We call it her “croaky voice.”
When the caregiver calls using her “croaky voice,” I know I’ve got to scramble, I know I’ve got to hustle.
“Hey, Dave,” she’ll say. “I’m sorry, I’m not feeling well today, so I don’t think I’m gonna be able to…”
But she needn’t elaborate. I know what’s coming. She had me at “Hey Dave.”
Busy as I thought my day was gonna be, it just got a hell of a lot busier.
Along with this blog (and my book-writing and script-writing efforts) I also write for magazines and newspapers.
Magazine deadlines, I’ve found, are somewhat flexible.
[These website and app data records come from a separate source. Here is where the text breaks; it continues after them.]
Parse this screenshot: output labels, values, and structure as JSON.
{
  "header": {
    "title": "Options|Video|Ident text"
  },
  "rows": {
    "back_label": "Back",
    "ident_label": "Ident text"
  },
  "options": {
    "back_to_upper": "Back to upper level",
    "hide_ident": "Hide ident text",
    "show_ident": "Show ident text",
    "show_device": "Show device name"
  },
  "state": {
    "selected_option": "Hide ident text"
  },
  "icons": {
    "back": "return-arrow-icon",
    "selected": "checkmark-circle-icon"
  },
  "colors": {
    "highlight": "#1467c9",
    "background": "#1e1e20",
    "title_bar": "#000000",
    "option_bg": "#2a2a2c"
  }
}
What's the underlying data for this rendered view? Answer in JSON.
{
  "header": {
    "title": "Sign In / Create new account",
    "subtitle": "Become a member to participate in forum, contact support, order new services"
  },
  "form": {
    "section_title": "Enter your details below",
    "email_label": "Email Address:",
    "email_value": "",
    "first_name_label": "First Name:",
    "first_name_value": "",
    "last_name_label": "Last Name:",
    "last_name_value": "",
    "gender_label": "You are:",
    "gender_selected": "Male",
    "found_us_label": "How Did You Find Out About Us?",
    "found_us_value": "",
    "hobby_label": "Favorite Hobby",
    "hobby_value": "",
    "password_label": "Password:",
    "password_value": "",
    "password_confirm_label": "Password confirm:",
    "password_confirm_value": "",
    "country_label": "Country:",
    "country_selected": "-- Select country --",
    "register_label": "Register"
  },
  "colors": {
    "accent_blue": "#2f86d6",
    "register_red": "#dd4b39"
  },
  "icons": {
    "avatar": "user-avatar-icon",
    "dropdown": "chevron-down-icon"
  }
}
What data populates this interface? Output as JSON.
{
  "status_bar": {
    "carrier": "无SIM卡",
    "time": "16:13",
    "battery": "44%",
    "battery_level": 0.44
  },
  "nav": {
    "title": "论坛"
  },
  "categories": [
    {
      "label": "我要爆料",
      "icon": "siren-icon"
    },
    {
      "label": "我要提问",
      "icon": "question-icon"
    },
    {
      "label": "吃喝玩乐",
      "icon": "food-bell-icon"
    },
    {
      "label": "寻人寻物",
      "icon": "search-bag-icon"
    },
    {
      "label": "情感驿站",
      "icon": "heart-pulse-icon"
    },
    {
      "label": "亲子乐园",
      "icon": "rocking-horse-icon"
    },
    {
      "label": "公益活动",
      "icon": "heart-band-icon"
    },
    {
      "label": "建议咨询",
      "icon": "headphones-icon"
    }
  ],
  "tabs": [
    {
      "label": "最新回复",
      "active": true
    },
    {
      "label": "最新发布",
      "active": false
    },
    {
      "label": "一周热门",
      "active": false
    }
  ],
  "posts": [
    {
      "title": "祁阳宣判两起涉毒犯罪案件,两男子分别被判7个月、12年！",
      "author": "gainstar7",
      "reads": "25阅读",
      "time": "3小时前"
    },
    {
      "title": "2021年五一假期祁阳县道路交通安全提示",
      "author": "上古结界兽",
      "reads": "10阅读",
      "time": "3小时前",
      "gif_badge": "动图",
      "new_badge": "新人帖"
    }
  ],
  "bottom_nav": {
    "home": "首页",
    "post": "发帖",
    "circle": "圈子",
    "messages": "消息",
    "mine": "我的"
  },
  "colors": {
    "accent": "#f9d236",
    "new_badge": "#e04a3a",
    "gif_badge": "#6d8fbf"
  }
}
Magazine editors will smile quietly and indulgently at a humorously worded plea for just one more day, I’m begging you, please, just one more day, my babysitter– oops I mean caregiver– was sick today and I’ve got to do the kids…
“Oh, you writers,” they’ll say, jokily. “Always begging for more time.”
And they’ll give you the day.
But newspapers aren’t messing around. They’re talking hours, sometimes minutes. Once, I kid you not, I phoned my editor at the Globe and Mail to tell him my babysitter had cancelled, and I wasn’t sure if I was going to make my deadline of noon that day.
He was sympathetic. He said he understood, that child care issues were tough.
And he gave me until 12:15.
True story. When I’m on deadline and the croaky call comes– and it always seems to come on the worst days– my first move is always: speed-dial my mother.
Sometimes, like a septuagenarian super-heroine, she’ll pick up the phone after one ring and come flying across town in her convertible, wind ruffling her hair, a super-determined look on her face.
Other times, though, she can’t do it. On those days, I have to ask myself: “Can I do all my work that I’d planned to do today between 1-3:30?” The window when all three kids are in school.
Doesn’t matter if I can or can’t. I have to. I have to fire on all cylinders. I have to become…Superman.